Thursday, August 6, 2009 - 4:00 PM

COS 101-8: Top predator control of atmospheric carbon levels: Lessons from sea otters in North America

Chris Wilmers, University of California, Santa Cruz, James A. Estes, University of California, Kristin Laidre, University of Washington, and Mathew Edwards, San Diego State University.
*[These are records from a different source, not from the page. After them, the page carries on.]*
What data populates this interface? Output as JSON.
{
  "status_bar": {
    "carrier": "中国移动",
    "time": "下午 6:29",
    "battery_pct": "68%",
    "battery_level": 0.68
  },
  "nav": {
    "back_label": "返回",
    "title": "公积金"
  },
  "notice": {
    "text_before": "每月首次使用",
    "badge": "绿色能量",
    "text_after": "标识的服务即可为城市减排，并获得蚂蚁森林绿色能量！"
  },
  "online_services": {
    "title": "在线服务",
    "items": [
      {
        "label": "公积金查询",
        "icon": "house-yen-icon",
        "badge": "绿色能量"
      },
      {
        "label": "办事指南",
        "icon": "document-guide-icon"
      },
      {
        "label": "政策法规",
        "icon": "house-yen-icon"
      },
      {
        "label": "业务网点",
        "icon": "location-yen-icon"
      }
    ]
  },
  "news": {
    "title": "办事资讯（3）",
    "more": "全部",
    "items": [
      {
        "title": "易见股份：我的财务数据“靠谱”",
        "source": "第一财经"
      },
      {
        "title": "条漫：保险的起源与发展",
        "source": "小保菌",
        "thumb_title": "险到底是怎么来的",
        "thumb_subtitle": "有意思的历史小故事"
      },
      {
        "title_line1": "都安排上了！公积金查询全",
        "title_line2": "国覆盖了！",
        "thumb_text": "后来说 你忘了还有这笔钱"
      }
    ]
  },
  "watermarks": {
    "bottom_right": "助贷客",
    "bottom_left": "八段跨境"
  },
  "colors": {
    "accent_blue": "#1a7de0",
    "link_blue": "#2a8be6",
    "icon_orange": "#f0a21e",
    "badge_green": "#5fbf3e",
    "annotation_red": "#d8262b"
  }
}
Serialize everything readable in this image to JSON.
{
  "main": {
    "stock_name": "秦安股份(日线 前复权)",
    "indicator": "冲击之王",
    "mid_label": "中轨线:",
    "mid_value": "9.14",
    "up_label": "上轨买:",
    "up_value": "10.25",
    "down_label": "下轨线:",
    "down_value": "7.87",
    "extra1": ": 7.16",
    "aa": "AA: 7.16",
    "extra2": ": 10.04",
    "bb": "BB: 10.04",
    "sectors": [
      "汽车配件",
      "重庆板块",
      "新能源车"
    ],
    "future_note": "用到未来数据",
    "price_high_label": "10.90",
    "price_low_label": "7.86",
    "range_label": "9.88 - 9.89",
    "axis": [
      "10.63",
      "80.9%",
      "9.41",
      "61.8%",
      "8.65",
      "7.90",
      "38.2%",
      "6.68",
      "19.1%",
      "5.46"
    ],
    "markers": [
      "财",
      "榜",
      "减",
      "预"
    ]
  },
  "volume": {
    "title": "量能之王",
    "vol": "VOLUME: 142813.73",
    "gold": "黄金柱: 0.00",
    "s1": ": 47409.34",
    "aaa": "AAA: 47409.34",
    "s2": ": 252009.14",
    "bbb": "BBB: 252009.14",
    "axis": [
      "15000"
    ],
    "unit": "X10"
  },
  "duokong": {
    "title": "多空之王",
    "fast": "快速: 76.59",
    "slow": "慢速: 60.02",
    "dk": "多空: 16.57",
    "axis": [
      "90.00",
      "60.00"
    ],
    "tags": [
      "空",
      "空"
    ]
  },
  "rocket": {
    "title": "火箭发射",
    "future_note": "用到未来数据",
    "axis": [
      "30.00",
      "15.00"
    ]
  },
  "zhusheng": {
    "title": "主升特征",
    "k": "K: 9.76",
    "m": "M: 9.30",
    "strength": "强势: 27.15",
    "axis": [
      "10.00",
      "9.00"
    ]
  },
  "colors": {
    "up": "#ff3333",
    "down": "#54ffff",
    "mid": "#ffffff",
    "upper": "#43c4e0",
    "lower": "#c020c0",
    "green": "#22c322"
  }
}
Background/Question/Methods Top predators, by suppressing herbivores, often have positive indirect effects on plant biomass. We demonstrate, using sea otters as a case study because their indirect impacts on plant biomass have been extensively studied, that this predator effect can substantially reduce atmospheric carbon levels. Results/Conclusions In the presence of sea otters, kelp forest habitats sequester 11% more of the 1.53 kg/m^2 of atmospheric carbon above otter home ranges than they do in the absence of sea otters. For terrestrial predators to have a similar impact on atmospheric carbon sequestration, they would need to reduce plant biomass by 1-10% through indirect effects, depending on the ecosystem. Large predators have been extensively depleted or lost throughout much of the globe and in many places are in rapid decline. We show that maintaining predators where they occur and recovering them where they have been depleted would have a pronounced impact on atmospheric CO2 mitigation.